** Opening Working data block **
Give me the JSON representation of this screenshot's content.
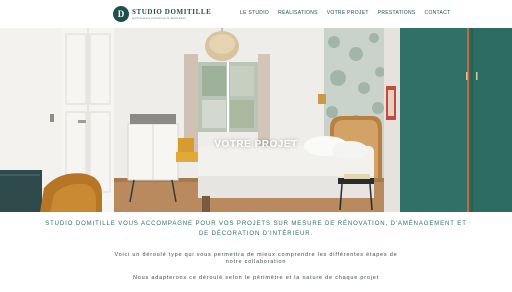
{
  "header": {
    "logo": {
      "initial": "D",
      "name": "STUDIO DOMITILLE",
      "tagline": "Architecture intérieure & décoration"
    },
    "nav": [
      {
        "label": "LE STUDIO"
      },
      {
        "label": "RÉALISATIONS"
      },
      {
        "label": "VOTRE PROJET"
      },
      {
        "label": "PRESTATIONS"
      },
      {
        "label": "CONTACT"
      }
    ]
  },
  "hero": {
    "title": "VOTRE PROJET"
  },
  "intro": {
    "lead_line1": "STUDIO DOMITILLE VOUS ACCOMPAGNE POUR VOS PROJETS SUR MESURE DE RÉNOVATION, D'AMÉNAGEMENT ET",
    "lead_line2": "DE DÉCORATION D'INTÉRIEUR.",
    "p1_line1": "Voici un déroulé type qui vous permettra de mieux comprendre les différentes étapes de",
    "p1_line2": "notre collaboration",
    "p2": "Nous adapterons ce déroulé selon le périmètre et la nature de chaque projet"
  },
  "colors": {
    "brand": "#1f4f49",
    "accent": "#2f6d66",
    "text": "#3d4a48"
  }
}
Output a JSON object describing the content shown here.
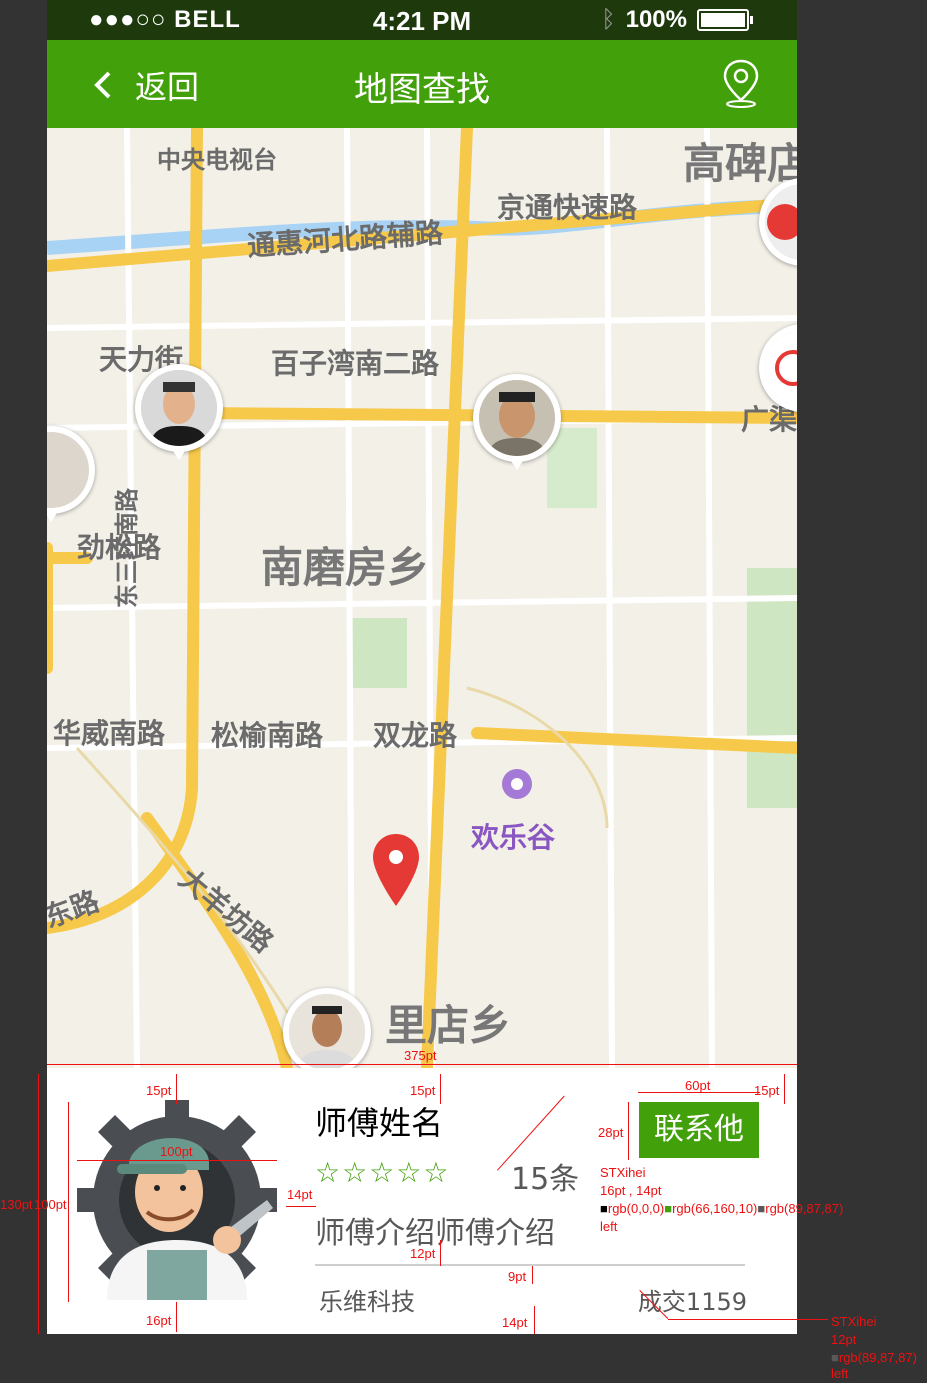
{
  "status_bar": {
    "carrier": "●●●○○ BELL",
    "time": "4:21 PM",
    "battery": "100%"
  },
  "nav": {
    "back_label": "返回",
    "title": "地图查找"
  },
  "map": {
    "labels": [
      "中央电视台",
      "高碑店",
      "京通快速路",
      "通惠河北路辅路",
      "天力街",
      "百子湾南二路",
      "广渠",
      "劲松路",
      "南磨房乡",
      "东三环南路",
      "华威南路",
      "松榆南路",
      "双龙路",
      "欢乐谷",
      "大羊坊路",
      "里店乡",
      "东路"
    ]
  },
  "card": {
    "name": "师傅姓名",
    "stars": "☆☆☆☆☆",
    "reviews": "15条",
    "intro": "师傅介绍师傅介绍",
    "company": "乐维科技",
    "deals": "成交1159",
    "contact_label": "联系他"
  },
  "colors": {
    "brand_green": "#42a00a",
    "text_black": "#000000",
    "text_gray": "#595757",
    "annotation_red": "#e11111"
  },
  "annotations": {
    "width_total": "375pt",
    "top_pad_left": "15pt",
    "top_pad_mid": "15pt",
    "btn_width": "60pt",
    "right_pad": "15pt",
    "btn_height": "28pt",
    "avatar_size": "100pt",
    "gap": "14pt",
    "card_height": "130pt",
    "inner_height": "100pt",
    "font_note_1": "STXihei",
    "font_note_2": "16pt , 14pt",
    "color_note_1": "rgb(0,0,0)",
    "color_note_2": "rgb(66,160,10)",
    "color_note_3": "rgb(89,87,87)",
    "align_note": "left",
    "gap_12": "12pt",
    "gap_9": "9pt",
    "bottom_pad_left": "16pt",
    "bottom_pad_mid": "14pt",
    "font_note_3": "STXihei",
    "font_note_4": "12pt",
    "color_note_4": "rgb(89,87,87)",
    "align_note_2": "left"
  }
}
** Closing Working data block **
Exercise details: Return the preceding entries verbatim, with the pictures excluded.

Exercise result:
Give me the JSON representation of this screenshot's content.
{
  "header": {
    "logo": {
      "initial": "D",
      "name": "STUDIO DOMITILLE",
      "tagline": "Architecture intérieure & décoration"
    },
    "nav": [
      {
        "label": "LE STUDIO"
      },
      {
        "label": "RÉALISATIONS"
      },
      {
        "label": "VOTRE PROJET"
      },
      {
        "label": "PRESTATIONS"
      },
      {
        "label": "CONTACT"
      }
    ]
  },
  "hero": {
    "title": "VOTRE PROJET"
  },
  "intro": {
    "lead_line1": "STUDIO DOMITILLE VOUS ACCOMPAGNE POUR VOS PROJETS SUR MESURE DE RÉNOVATION, D'AMÉNAGEMENT ET",
    "lead_line2": "DE DÉCORATION D'INTÉRIEUR.",
    "p1_line1": "Voici un déroulé type qui vous permettra de mieux comprendre les différentes étapes de",
    "p1_line2": "notre collaboration",
    "p2": "Nous adapterons ce déroulé selon le périmètre et la nature de chaque projet"
  },
  "colors": {
    "brand": "#1f4f49",
    "accent": "#2f6d66",
    "text": "#3d4a48"
  }
}
Output a JSON object describing the content shown here.
{
  "status_bar": {
    "carrier": "●●●○○ BELL",
    "time": "4:21 PM",
    "battery": "100%"
  },
  "nav": {
    "back_label": "返回",
    "title": "地图查找"
  },
  "map": {
    "labels": [
      "中央电视台",
      "高碑店",
      "京通快速路",
      "通惠河北路辅路",
      "天力街",
      "百子湾南二路",
      "广渠",
      "劲松路",
      "南磨房乡",
      "东三环南路",
      "华威南路",
      "松榆南路",
      "双龙路",
      "欢乐谷",
      "大羊坊路",
      "里店乡",
      "东路"
    ]
  },
  "card": {
    "name": "师傅姓名",
    "stars": "☆☆☆☆☆",
    "reviews": "15条",
    "intro": "师傅介绍师傅介绍",
    "company": "乐维科技",
    "deals": "成交1159",
    "contact_label": "联系他"
  },
  "colors": {
    "brand_green": "#42a00a",
    "text_black": "#000000",
    "text_gray": "#595757",
    "annotation_red": "#e11111"
  },
  "annotations": {
    "width_total": "375pt",
    "top_pad_left": "15pt",
    "top_pad_mid": "15pt",
    "btn_width": "60pt",
    "right_pad": "15pt",
    "btn_height": "28pt",
    "avatar_size": "100pt",
    "gap": "14pt",
    "card_height": "130pt",
    "inner_height": "100pt",
    "font_note_1": "STXihei",
    "font_note_2": "16pt , 14pt",
    "color_note_1": "rgb(0,0,0)",
    "color_note_2": "rgb(66,160,10)",
    "color_note_3": "rgb(89,87,87)",
    "align_note": "left",
    "gap_12": "12pt",
    "gap_9": "9pt",
    "bottom_pad_left": "16pt",
    "bottom_pad_mid": "14pt",
    "font_note_3": "STXihei",
    "font_note_4": "12pt",
    "color_note_4": "rgb(89,87,87)",
    "align_note_2": "left"
  }
}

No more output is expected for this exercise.